|HIGHLIGHT OF THE WEEK : In our issue number 211 of the WFSB, we predicted that with various Government officials such as Minister of Finance, the Reserve Bank of Zimbabwe Governor and even Cabinet having expressed dismay at the wave of recent price increases, described in some quarters as “pricing madness,” Government was likely to be forced to act. Further to this, in recent weeks, hostile anti-business rhetoric has escalated, with more Government officials including President Emmerson Mnangagwa, Vice-President Constantino Chiwenga and Foreign Affairs Minister Sibusiso Moyo coming out guns blazing over price hikes, and making threatening remarks against corporates. Business has been accused of profiteering and wantonly raising prices and their pricing regimes have been characterised as “financial terrorism”. Captains of industry however say Government must stop blaming them for the price increases as they are a mere reflection of its own policies. They argue that prices of basic commodities only shot through the roof after Reserve Bank governor John Mangudya announced the separation of RTGS and Nostro FCAs. Price again rose sharply after Mangudya’s February 20 monetary policy statement which devalued the official exchange rate from 1:1 to 1: 2.5, after maintaining artificial parity for too long.
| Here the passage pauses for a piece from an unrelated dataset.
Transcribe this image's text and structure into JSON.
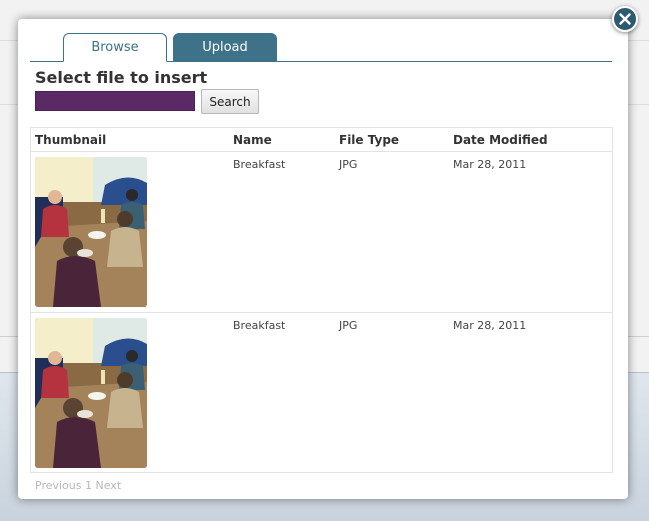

Recent events are seen as history repeating itself and Government going into its default, scapegoating mode. “If you go back to 2004, businesspeople were called economic saboteurs. Government has a knack for blaming either sanctions or business whenever there is a crisis. When you float the exchange rate and when there is no foreign currency, the prices will go one way – up. It’s not rocket science” says Economist Godfrey Kanyenze.
Below is a chronicle of recent pronouncements by various government officials in respect of the pricing conundrum.
8 April 2019: Reserve Bank of Zimbabwe Governor Dr John Mangudya slammed businesses for wantonly raising prices of basic commodities based on the movement of the exchange rate, saying it was not a significant factor to determine the value of products.
18 April 2019: President Emmerson Mnangagwa in his Independence Day speech: “Government is alarmed by the recent wanton and indiscriminate increases of prices which have brought about untold suffering to the people. This conduct by stakeholders in business, industry and commerce is inhumane, unethical, unpatriotic and goes against the grain of economic dialogue which the Second Republic has espoused. Government remains determined to restore the purchasing power to all workers”
24 April 2019: Vice President Costantino Chiwenga at the ZITF: “I want to give a stern warning to those practicing financial terrorism in the country. We will react accordingly as government and nobody should claim that they were not warned. We’ll take very strict measures. The market-based framework for the determination of the exchange rate is expected to facilitate financial sector stability, contain inflationary pressures and build public confidence.”
1 May 2019: Public Service, Labour and Social Welfare Minister Sekai Nzenza in a statement to mark Workers’ Day: “As we embark on this transitional journey, we call upon business to exercise restraint on raising prices. The price hikes are hurting. This is why the President has launched the Transitional Stabilisation Programme which has five key pillars. No one wins as the workers revert back to business to ask for more and we eventually get locked in a vicious cycle of price and salary hikes.”
24 April 2019: Finance and Economic Development Minister Professor Mthuli Ncube addressing industry and commerce executives during the International Business Conference (IBC) ‘Where is pressure on the exchange rate coming from? Before we knew that it came from the fiscus, we were monetising the fiscal deficit and then money supply would grow, but now where is the pressure coming from? Clearly it is speculation and that speculation is not a good idea, we know who is driving it. Our job as Government is to make sure that our fundamentals that determine the value of a currency are still strong. We are not careless in terms of how we spend and we make sure the value of the currency is preserved, but you (business) should meet us halfway… Please, it is bad economics, very bad economics where you tie price increases directly to the exchange rate. Good economics says tie prices around a consumption basket, you don’t earn your salary to go and buy US dollars. So, inflation thinking should be hinged around consumption basket and not US dollars.”
Threat of Price Controls
Government has brandished price controls as a possible weapon to deploy against business in order to curb the price increases, although as a matter of policy, it has said it does not want to go that route, which has previously led to shortages and hyperinflation. Confederation of Zimbabwe Retailers (CZR) President Denford Mutashu cautions against any attempts to control prices.
“Price controls usually work for a short period before the unintended consequences set in… Price controls may seem to work in the short term, but in the long term the damage is irreparable. One way of containing price controls is to come up with a package that assists manufactures in foreign currency sourcing,” he says.